How can educators address these issues and set a productive classroom tone? Children and teens pick up on teachers’ moods and emotions (studies have found that students’ cortisol levels — a marker of stress — mimic their teachers’ levels). So while educators need to be able to manage their own stress and anxieties, it’s also critical for students to learn how to regulate their emotions.

Moran and Valdovinos offer suggestions based in social-emotional learning (SEL), the process through which we understand and manage emotions, develop empathy, and establish and maintain positive relationships.

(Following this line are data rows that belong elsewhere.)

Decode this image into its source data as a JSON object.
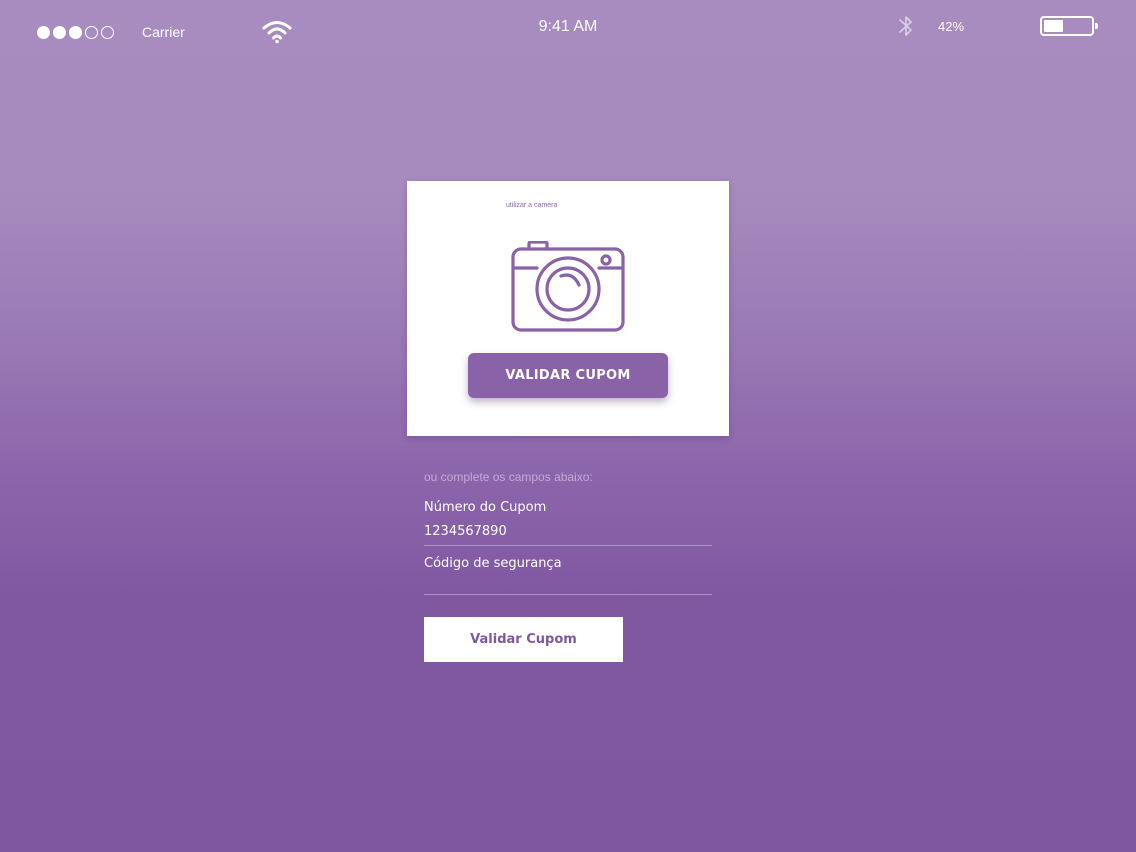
{
  "status_bar": {
    "signal_dots": {
      "filled": 3,
      "total": 5
    },
    "carrier": "Carrier",
    "time": "9:41 AM",
    "battery_percent_label": "42%",
    "battery_level": 0.42,
    "icons": [
      "wifi-icon",
      "bluetooth-icon",
      "battery-icon"
    ]
  },
  "camera_card": {
    "caption": "utilizar a camera",
    "icon": "camera-icon",
    "button_label": "VALIDAR CUPOM"
  },
  "form": {
    "hint": "ou complete os campos abaixo:",
    "coupon_number": {
      "label": "Número do Cupom",
      "value": "1234567890"
    },
    "security_code": {
      "label": "Código de segurança",
      "value": ""
    },
    "submit_label": "Validar Cupom"
  },
  "colors": {
    "accent": "#8a62a7",
    "background_top": "#a88bbf",
    "background_bottom": "#7f57a1",
    "card": "#ffffff"
  }
}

  1. Start by making sure your connection with students is there.
    This involves welcoming rituals such as greeting students by name, making eye contact, and smiling — all of which can be done with distance learning as well as in person.
    “Let them know they can show feelings and behaviors, and they are safe,” Moran says. “Provide routine.”
    She stresses that teachers should not feel overwhelmed by their responsibilities to ensure SEL, saying they can “fold in SEL, a little here and there, starting out class with a couple deep breaths, which helps students focus and be present, either daily or when students are not focused.”
  2. Understand what trauma is, what it looks like in students, and use a trauma-informed approach.
    “Acknowledge the loss and grieving we’ve all gone through as a result of COVID-19 — the collective trauma of losing routine, losing milestones,” Valdovinos says. “Validate these feelings.” She adds that you shouldn’t be afraid of talking about your own experience and showing your own vulnerabilities.
  3. Use SEL exercises to help students learn coping skills.
    In addition to deep breathing, this can include drawing pictures, writing poems, using music, and talking to a friend or helpful adult (with teacher follow-up). Moran and Valdovinos are big proponents of restorative circles, which can help restore the sense of classroom community and collective relationships. Once a week, consider doing a deeper SEL activity.
  4. Let others know if a student needs more help.
    Contact your counseling team or administrators, who can reach out to parents and help develop a plan for the student. You should not be solely responsible for managing longer-term student needs.

Resources

Search these practice collections at Greater Good in Education:

  • Stress Management for Educators
  • Affirming Important Values
  • Use Your Strengths
  • Connecting With Students
  • Connecting With Colleagues
  • Helping Students Feel Connected to Each Other

Restorative circles:

Explicit SEL lessons: